[Dataset excerpts]
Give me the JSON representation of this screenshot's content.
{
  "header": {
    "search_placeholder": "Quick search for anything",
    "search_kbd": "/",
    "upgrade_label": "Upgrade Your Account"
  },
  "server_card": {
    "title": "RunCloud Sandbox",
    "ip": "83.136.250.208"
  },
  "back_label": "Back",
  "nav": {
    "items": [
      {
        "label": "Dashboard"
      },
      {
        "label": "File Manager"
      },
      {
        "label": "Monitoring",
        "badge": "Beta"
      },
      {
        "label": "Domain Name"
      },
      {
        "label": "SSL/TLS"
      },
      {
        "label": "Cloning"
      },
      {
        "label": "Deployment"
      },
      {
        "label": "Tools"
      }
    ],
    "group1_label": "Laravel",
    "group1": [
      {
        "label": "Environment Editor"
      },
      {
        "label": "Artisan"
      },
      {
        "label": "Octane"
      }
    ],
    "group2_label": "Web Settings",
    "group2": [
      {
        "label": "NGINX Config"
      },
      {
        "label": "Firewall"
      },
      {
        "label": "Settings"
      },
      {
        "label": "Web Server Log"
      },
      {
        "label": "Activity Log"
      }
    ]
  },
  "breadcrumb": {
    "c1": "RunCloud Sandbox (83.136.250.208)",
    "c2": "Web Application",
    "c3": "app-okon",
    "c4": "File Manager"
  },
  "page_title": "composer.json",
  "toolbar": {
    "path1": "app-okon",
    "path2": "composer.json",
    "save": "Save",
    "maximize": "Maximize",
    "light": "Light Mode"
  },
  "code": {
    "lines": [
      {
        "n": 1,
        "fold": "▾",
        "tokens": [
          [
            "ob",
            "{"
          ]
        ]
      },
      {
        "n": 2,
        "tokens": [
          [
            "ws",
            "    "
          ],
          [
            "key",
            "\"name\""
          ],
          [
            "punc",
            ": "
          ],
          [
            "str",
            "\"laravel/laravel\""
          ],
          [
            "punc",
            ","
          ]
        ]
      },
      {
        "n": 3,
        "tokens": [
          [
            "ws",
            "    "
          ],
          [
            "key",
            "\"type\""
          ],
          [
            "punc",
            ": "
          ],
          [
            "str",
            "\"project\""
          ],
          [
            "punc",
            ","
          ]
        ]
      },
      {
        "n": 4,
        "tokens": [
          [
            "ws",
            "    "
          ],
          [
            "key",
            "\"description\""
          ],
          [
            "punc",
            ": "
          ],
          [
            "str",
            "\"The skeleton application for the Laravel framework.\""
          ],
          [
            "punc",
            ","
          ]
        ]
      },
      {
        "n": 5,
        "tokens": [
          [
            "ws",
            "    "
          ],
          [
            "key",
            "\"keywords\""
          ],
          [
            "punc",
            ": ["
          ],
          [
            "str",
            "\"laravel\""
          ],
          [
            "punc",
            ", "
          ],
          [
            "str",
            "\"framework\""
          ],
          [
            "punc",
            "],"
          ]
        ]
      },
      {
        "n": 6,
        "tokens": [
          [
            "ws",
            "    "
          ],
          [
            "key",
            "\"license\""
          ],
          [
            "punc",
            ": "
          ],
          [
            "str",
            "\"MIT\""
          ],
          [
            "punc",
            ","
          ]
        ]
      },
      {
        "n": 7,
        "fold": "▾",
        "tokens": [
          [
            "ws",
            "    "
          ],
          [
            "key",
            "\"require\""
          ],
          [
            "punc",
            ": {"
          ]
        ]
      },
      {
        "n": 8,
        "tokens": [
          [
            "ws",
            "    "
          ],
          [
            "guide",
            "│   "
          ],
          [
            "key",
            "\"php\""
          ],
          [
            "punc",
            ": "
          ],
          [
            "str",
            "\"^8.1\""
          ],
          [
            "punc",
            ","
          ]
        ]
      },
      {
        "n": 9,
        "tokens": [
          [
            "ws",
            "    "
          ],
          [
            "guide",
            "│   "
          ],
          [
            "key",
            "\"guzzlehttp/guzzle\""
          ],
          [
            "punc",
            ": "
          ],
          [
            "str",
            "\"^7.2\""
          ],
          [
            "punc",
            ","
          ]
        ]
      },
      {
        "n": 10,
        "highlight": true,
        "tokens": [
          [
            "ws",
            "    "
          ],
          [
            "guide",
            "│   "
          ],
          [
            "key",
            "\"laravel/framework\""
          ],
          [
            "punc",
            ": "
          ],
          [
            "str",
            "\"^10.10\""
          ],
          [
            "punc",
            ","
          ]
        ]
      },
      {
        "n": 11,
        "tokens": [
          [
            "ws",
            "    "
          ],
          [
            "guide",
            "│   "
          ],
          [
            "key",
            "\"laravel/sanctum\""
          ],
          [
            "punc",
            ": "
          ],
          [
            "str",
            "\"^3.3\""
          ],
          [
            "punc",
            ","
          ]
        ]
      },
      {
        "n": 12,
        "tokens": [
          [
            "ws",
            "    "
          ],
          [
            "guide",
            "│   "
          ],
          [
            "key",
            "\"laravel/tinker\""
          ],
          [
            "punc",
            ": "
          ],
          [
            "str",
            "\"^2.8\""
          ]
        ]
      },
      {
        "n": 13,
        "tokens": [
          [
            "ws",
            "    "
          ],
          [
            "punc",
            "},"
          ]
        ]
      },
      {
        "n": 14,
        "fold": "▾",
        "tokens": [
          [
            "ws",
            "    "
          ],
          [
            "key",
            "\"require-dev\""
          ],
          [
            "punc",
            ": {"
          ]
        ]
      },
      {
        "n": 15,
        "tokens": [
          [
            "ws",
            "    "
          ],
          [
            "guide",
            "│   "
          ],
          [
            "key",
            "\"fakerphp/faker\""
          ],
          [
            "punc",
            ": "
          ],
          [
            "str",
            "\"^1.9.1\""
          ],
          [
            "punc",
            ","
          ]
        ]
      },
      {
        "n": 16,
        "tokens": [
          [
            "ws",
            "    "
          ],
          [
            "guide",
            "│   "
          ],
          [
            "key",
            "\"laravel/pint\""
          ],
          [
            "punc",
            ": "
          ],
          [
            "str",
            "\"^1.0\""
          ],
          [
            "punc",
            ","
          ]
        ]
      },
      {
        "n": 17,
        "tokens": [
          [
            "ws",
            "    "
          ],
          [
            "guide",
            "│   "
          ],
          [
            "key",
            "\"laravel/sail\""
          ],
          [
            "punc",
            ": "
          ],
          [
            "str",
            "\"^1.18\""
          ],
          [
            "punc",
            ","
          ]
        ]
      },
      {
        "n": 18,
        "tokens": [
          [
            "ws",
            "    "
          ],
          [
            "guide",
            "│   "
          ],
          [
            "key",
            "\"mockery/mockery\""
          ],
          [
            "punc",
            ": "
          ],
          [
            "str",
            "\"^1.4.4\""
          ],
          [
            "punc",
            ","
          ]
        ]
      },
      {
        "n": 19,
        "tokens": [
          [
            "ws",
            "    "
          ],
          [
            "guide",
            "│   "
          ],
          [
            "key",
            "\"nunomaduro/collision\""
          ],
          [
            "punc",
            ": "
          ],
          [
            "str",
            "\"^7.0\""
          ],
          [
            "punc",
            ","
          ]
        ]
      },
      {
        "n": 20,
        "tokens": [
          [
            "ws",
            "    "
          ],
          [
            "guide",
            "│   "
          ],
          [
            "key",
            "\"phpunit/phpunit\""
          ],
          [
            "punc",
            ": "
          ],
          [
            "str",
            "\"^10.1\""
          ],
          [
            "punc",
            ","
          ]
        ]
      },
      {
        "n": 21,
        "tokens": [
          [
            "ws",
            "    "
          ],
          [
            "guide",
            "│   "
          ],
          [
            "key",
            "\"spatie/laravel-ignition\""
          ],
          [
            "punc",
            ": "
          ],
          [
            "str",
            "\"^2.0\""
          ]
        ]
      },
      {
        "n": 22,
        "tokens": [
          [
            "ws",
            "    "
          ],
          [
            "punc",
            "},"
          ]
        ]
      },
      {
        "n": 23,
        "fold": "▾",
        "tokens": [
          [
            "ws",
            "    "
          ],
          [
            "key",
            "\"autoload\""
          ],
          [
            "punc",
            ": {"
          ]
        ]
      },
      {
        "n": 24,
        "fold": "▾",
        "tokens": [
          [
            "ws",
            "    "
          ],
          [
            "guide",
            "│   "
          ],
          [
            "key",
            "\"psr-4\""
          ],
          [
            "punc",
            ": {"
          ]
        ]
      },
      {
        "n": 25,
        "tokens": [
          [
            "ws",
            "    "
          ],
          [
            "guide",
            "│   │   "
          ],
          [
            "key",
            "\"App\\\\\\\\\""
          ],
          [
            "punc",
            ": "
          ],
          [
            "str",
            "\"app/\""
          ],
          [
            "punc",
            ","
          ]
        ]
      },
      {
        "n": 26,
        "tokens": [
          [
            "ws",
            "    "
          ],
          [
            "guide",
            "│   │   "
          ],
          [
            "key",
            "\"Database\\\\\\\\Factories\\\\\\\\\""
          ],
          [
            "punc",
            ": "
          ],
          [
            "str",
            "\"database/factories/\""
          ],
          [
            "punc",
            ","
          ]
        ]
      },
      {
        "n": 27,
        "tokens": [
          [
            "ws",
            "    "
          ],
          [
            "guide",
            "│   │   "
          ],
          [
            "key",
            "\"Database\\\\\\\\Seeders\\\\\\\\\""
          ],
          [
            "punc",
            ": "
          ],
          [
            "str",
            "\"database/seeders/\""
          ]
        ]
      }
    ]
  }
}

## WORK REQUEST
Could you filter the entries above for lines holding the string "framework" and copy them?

## SOLUTION
            "\"The skeleton application for the Laravel framework.\""
            "\"framework\""
            "\"laravel/framework\""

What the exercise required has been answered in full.